The Press Newspaper
The Oregon City Schools District, according to an updated five year forecast, shows its expenses will soon exceed its revenues.
District Treasurer Jane Fruth, at a public information meeting on July 25, called the forecast “a snapshot” of projections of the school district’s revenue and expenses in the next five years based on the current budget.
“It’s a moving target,” said Fruth. “I suppose I could change this every day. But the reality is, that’s how fluid things can be in our district.”
The district currently has cash balances, she said.
“But now’s the time to start talking and planning for what could be coming down the road,” she said.
In fiscal year 2013, expenditures will exceed the revenue the district receives, causing a spending deficit, she said.
“We’re going to be spending more than we’re taking in. That’s going to start working on our cash balances. We get into serious trouble with negative cash balances in fiscal year 2015,” she said.
Most of the district’s educational operating expenses come out of its $40 million general fund, which is comprised of real estate tax revenue, state foundation monies, and property tax allocations.
Fruth noted that there was a drop in residential property valuations in the auditor’s recent reappraisal of real estate in Lucas County.
The valuation of real estate in the Oregon City School District dropped by an average of 14.5 percent, said Fruth.
“However, our loss was 7 percent because agricultural values are coming up and it shelters our values. It helps everyone in this room in the sense that we won’t have a significant deterioration in our valuation,” she said. Commercial real estate has been reduced by 3 percent, she added.
Fruth said property taxes, despite the devaluation of real estate by an average of 14.5 percent, will not be reduced that much.
“I imagine when I said your values went down 14.5 percent, you’d think, `Great, my property taxes will go down by that amount.’ But that’s not going to happen because of House Bill 920,” said Fruth. HB 920, put into effect at a time of high inflation, puts a cap on how much money can be generated by a property tax levy. No matter how property values change, the tax dollars generated stay the same every year.

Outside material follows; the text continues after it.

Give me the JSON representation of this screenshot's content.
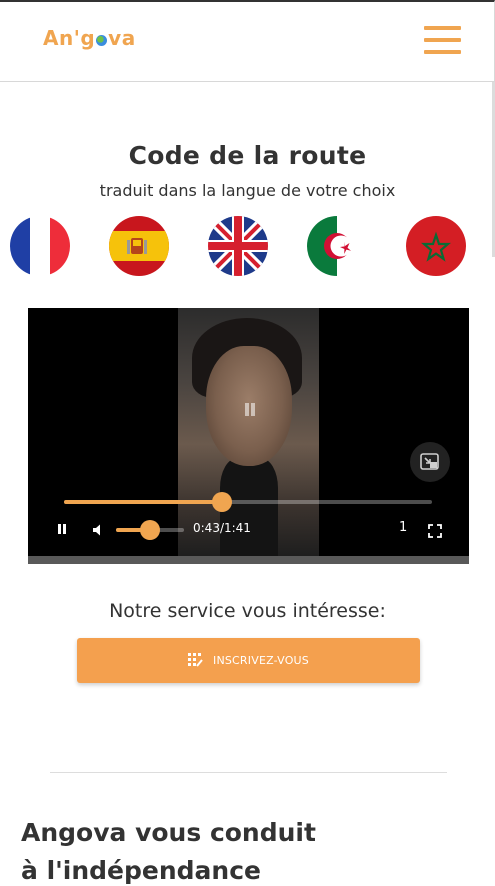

“Levies can only collect the amount that is voted upon,” said Fruth. “There’s not automatic growth in the levies.”
The 5.9-mill levy passed in 2008 can’t go up because voters only approved 5.9 mills. “So the school district will in fact lose the revenue on that millage,” she said.
The district will also lose money from FirstEnergy’s closure of three of its four generators at its Bay Shore power plant in Oregon, from state foundation monies, electric deregulation payments, and property tax allocations.
The district received $7.8 million in property tax allocations in 2012, but that amount will shrink.
“They will be slowly taken away over time,” she said, since the state no longer requires companies to pay tangible personal property taxes.
“As you look at the forecast, that is why we have a flat or declining real estate tax revenue stream,” she added. “We are constantly fighting to replace monies lost.”
“These are the trends. Not a lot of good news,” she said.
Regarding the district’s expenses, 56 percent of the general fund goes toward salaries and 23 percent go toward fringe benefits.
Salary projections include a 2-percent increase in steps per year. There are no raises in the base salaries, she said.
The 79 percent of expenses for teacher salaries and benefits is less than the state standard of 85 percent.
“We’re below industry standards,” said board member Jeff Ziviski. “This shows we’re working together as a district to make sure we’re spending the monies wisely and we’re keeping the salaries low.”
Fruth said the district has cash reserves for the next school year.
“We’re okay right now, but we have to start talking and planning on what we’re going to do because in fiscal year 2015, we’re in the negative, in 2016, it’s even worse,” she said.
The only way to get additional revenue, she added, is “if the state coughs up money, we ask for more [levy], or find our own by reducing services.”